The global airline industry could post losses of up to $5,2-billion in 2008, the International Air Transport Association (Iata) said on Wednesday, using an average crude oil price of $133 a barrel.

While there has been some relief in oil prices in recent months, the year-to-date average was $113 a barrel, which Iata said was $40 a barrel more than the average for 2007. Fuel was expected to rise to 36% of operating costs, up from 13% in 2002.

“The situation remains bleak. The toxic combination of high oil prices and falling demand continues to poison the industry’s profitability. We expect losses of $5,2-billion this year,” said Iata DG and CEO Giovanni Bisignani.

The association also announced industry traffic for July, which showed a continued slowing of demand. July year-on-year passenger demand growth fell by 1,9% to its lowest level in five years.

However, capacity doubled by that amount, 3,8%, indicating that service cuts was not keeping pace with the all in demand. This, Iata stated, pushed the load factor for the month to 79,9%, a drop of more than 1% compared with July 2007.

Cargo demand in July contracted by 1,9% compared with 2007, and Asia-Pacific carriers, the largest players in the cargo market, were hit with a 6,5% drop in demand.
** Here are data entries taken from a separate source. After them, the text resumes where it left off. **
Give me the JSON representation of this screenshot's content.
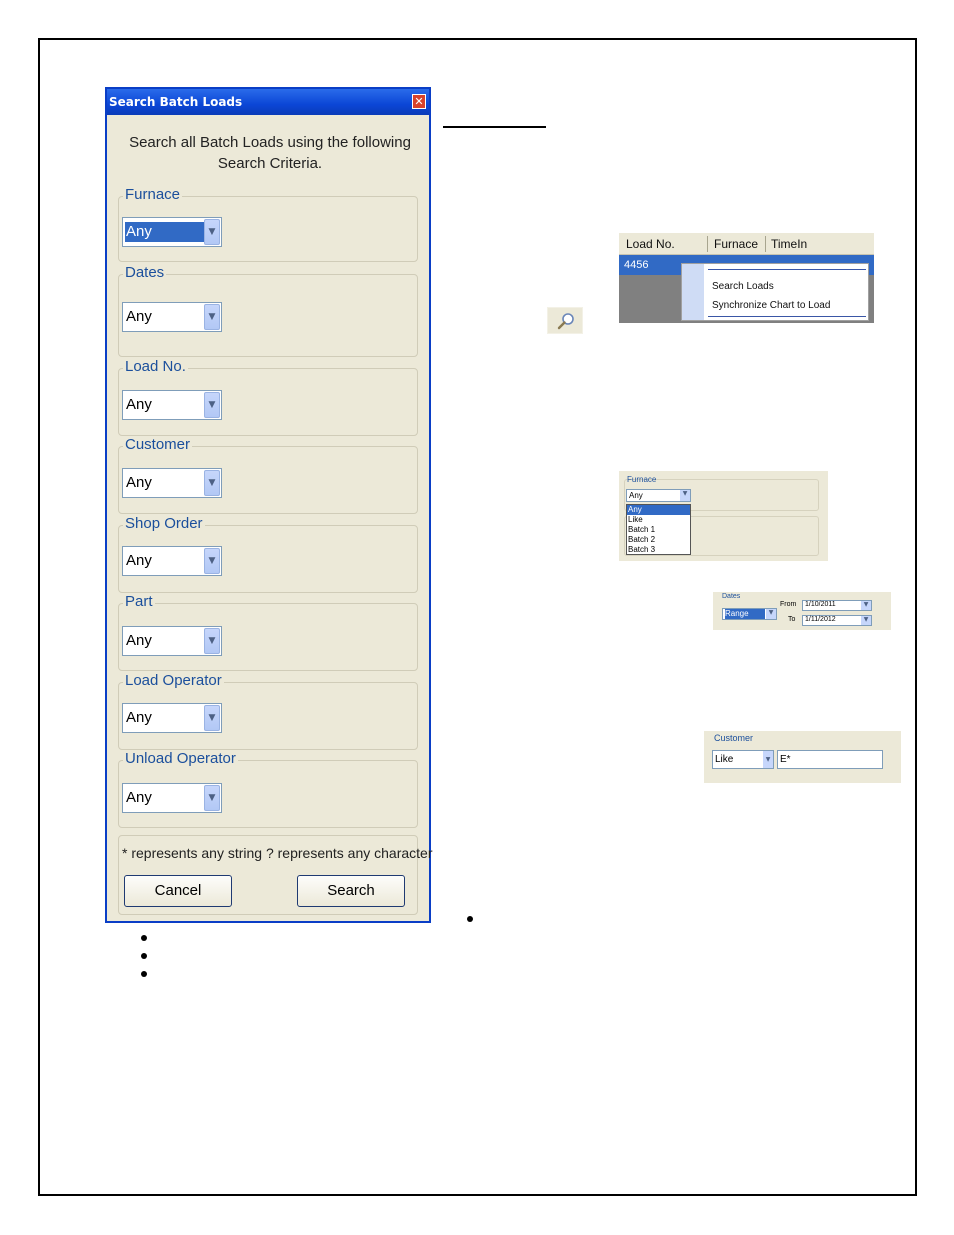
{
  "dialog": {
    "title": "Search Batch Loads",
    "close_glyph": "✕",
    "intro": "Search all Batch Loads using the following Search Criteria.",
    "groups": [
      {
        "label": "Furnace",
        "value": "Any"
      },
      {
        "label": "Dates",
        "value": "Any"
      },
      {
        "label": "Load No.",
        "value": "Any"
      },
      {
        "label": "Customer",
        "value": "Any"
      },
      {
        "label": "Shop Order",
        "value": "Any"
      },
      {
        "label": "Part",
        "value": "Any"
      },
      {
        "label": "Load Operator",
        "value": "Any"
      },
      {
        "label": "Unload Operator",
        "value": "Any"
      }
    ],
    "wildcard_note": "* represents any string   ? represents any character",
    "cancel_label": "Cancel",
    "search_label": "Search"
  },
  "load_list_shot": {
    "headers": [
      "Load No.",
      "Furnace",
      "TimeIn"
    ],
    "selected_row": "4456",
    "menu_items": [
      "Search Loads",
      "Synchronize Chart to Load"
    ]
  },
  "furnace_shot": {
    "group_label": "Furnace",
    "value": "Any",
    "options": [
      "Any",
      "Like",
      "Batch 1",
      "Batch 2",
      "Batch 3"
    ]
  },
  "dates_shot": {
    "group_label": "Dates",
    "mode": "Range",
    "from_label": "From",
    "from_value": "1/10/2011",
    "to_label": "To",
    "to_value": "1/11/2012"
  },
  "customer_shot": {
    "group_label": "Customer",
    "mode": "Like",
    "pattern": "E*"
  },
  "colors": {
    "title_bar": "#0b46d6",
    "selection": "#316ac5",
    "dialog_bg": "#ece9d8",
    "label_blue": "#1b4f9c"
  }
}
As a result, Iata has revised its traffic forecast, stating that passenger traffic was now expected to grow on average by 3,2% instead of 3,9%, and air freight volumes by just 1,8% instead of 3,9%.

This was only half the pace of expansion seen in 2007, and was boosted by the stronger growth at the beginning of the year.
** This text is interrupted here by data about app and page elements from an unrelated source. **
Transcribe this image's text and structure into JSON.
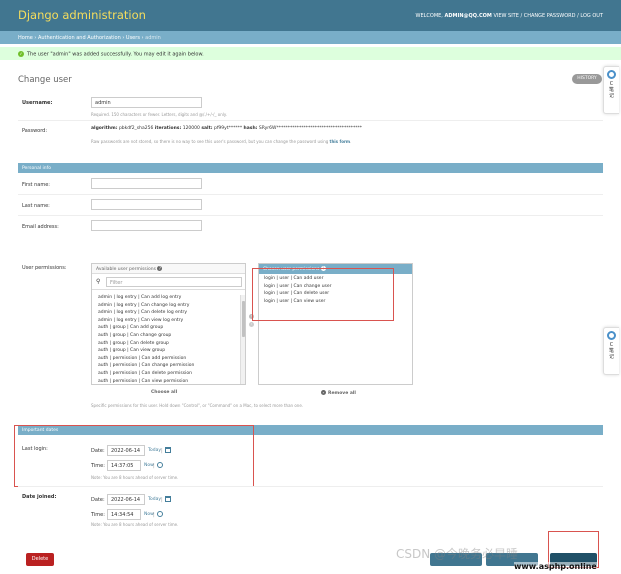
{
  "header": {
    "brand": "Django administration",
    "welcome": "WELCOME,",
    "user": "ADMIN@QQ.COM",
    "view_site": "VIEW SITE",
    "change_password": "CHANGE PASSWORD",
    "logout": "LOG OUT",
    "sep": "/"
  },
  "breadcrumbs": {
    "home": "Home",
    "app": "Authentication and Authorization",
    "model": "Users",
    "current": "admin",
    "sep": "›"
  },
  "message": "The user \"admin\" was added successfully. You may edit it again below.",
  "page": {
    "title": "Change user",
    "history": "HISTORY"
  },
  "side_widget": {
    "letter": "C",
    "text1": "笔",
    "text2": "记"
  },
  "username": {
    "label": "Username:",
    "value": "admin",
    "help": "Required. 150 characters or fewer. Letters, digits and @/./+/-/_ only."
  },
  "password": {
    "label": "Password:",
    "algorithm_label": "algorithm:",
    "algorithm": "pbkdf2_sha256",
    "iterations_label": "iterations:",
    "iterations": "120000",
    "salt_label": "salt:",
    "salt": "pf99yt******",
    "hash_label": "hash:",
    "hash": "SRyr6W**************************************",
    "help": "Raw passwords are not stored, so there is no way to see this user's password, but you can change the password using",
    "help_link": "this form",
    "help_end": "."
  },
  "personal": {
    "title": "Personal info",
    "first_name": "First name:",
    "last_name": "Last name:",
    "email": "Email address:"
  },
  "permissions": {
    "label": "User permissions:",
    "available_title": "Available user permissions",
    "chosen_title": "Chosen user permissions",
    "filter_placeholder": "Filter",
    "available": [
      "admin | log entry | Can add log entry",
      "admin | log entry | Can change log entry",
      "admin | log entry | Can delete log entry",
      "admin | log entry | Can view log entry",
      "auth | group | Can add group",
      "auth | group | Can change group",
      "auth | group | Can delete group",
      "auth | group | Can view group",
      "auth | permission | Can add permission",
      "auth | permission | Can change permission",
      "auth | permission | Can delete permission",
      "auth | permission | Can view permission"
    ],
    "chosen": [
      "login | user | Can add user",
      "login | user | Can change user",
      "login | user | Can delete user",
      "login | user | Can view user"
    ],
    "choose_all": "Choose all",
    "remove_all": "Remove all",
    "help": "Specific permissions for this user. Hold down \"Control\", or \"Command\" on a Mac, to select more than one."
  },
  "dates": {
    "title": "Important dates",
    "last_login": "Last login:",
    "date_joined": "Date joined:",
    "date_label": "Date:",
    "time_label": "Time:",
    "today": "Today",
    "now": "Now",
    "sep": "|",
    "last_login_date": "2022-06-14",
    "last_login_time": "14:37:05",
    "date_joined_date": "2022-06-14",
    "date_joined_time": "14:34:54",
    "note": "Note: You are 8 hours ahead of server time."
  },
  "buttons": {
    "delete": "Delete"
  },
  "watermark": "CSDN @今晚务必早睡",
  "site": "www.asphp.online"
}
Bisignani said this crisis was highlighting the need for greater commercial freedom. “Airlines are facing enormous challenges. To be successful and continue providing jobs to 32-million people and supporting $3,5-trillion in economic activity, airlines must be able to do business like any other business.”

He added that more airlines had gone bust in 2008 than in the aftermath of 911.

With an expected oil price of $110 a barrel and continued weak growth, the 2009 industry losses were expected to continue at $4,1-billion. The 2009 fuel bill was expected to rise as hedging offered less protection.

“While we expect the bottom line to improve to about $1-billion next year, the industry will be $4,1-billion in the red. This crisis is reshaping the industry in more sever ways than the demand shocks of severe acute respiratory syndrome or 911,” said Bisignani.